2 Peter 1:12-15
Why I will not be negligent to put you always in remembrance of these things, though you know them…
It is one of the noblest protests of man against mortality. "I will endeavour that after my decease," etc. Many have been the protests of man against mortality, or his efforts to modify its effect. One toils night and day life through to establish a reputation; another a business; another to bequeath a fortune; another, like Peter, to leave behind an influence which shall ennoble other lives (Genesis 11:4; Job 19:23, 24, etc.).
1. Here observe the desire is not that after Peter's decease people should remember him as much as "the things "he had taught them. To the true minister the message is of infinitely more importance than himself.
2. The ambition of Peter is that he should aid the memories of his brethren in the best direction and for the highest purpose.
3. There is another law which Peter recognises, namely, that by which the utterances of a teacher are not unfrequently best remembered when he is gone — "after my decease." Peter himself had remembered his Lord's words best at such a time (Matthew 26:75; Luke 22:61; see also John 2:22; John 12:16, etc.). Now what are those things which Peter considers of such importance for men to remember? (See vers. 8, 9, 10, 12.)(1) The largeness of the Divine provision — "All things that pertain unto life and godliness."(2) The promise of its bestowal — "Exceeding great and precious promises."(3) The ultimate end of all — "That ye may become," etc.
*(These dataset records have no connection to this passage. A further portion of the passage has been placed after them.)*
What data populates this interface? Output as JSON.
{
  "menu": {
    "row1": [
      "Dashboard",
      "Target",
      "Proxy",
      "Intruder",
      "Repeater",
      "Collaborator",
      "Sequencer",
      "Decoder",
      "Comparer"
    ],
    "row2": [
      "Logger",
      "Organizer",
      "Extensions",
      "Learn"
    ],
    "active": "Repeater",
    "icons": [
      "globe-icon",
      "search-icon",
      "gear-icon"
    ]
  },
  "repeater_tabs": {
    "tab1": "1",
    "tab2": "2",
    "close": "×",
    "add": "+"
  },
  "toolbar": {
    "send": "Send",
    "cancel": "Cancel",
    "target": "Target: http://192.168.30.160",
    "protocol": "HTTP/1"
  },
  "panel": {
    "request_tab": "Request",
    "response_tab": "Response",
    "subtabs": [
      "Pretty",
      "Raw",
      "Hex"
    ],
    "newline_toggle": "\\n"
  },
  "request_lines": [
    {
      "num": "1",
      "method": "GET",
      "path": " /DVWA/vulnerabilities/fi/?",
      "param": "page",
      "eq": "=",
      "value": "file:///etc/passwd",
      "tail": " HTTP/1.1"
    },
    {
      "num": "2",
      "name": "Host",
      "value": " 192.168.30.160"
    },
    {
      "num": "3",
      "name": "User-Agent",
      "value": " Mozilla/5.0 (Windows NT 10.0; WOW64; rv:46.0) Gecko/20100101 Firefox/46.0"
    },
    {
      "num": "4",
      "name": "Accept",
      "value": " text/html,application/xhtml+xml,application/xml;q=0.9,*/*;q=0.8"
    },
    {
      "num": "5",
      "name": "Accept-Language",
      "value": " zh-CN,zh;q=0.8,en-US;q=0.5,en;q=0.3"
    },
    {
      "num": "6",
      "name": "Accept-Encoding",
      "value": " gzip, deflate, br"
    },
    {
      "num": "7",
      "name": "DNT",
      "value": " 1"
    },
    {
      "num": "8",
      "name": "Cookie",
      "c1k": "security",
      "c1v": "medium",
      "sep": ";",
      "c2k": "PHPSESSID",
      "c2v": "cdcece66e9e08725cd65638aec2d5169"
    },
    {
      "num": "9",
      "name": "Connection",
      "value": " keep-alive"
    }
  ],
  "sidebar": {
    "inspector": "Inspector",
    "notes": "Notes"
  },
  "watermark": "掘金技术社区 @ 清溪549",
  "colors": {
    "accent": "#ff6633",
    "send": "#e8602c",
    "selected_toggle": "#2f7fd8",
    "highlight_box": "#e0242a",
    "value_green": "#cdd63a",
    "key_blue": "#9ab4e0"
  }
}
Now we come to the bearing of all this upon human consecration — "Add to your faith virtue," etc. Here is a summary of Divine grace and human duty. These are the things which he wishes them to remember. "These things" are the conditions of "fruitfulness," vision, and steadfastness, and these are the things that make human life great. Now, he would not have them think that this progressiveness in the Divine life was an easy task. Again, observe that he who asks diligence of them pledges himself also in our text, "Yea, I will give diligence," etc. Now, these are the words of an aged man — a man who during life has undergone much discipline, and, consequently, who has been matured and ennobled. How closely such lives are knitted with the lives of others, and how far-reaching their influence! This is one of the great redeeming features of the brevity of human life: that it projects its force into the ages, yea, into eternity. Death can do nothing to such a man except to transfigure him.
Parallel VersesKJV: Wherefore I will not be negligent to put you always in remembrance of these things, though ye know them, and be established in the present truth.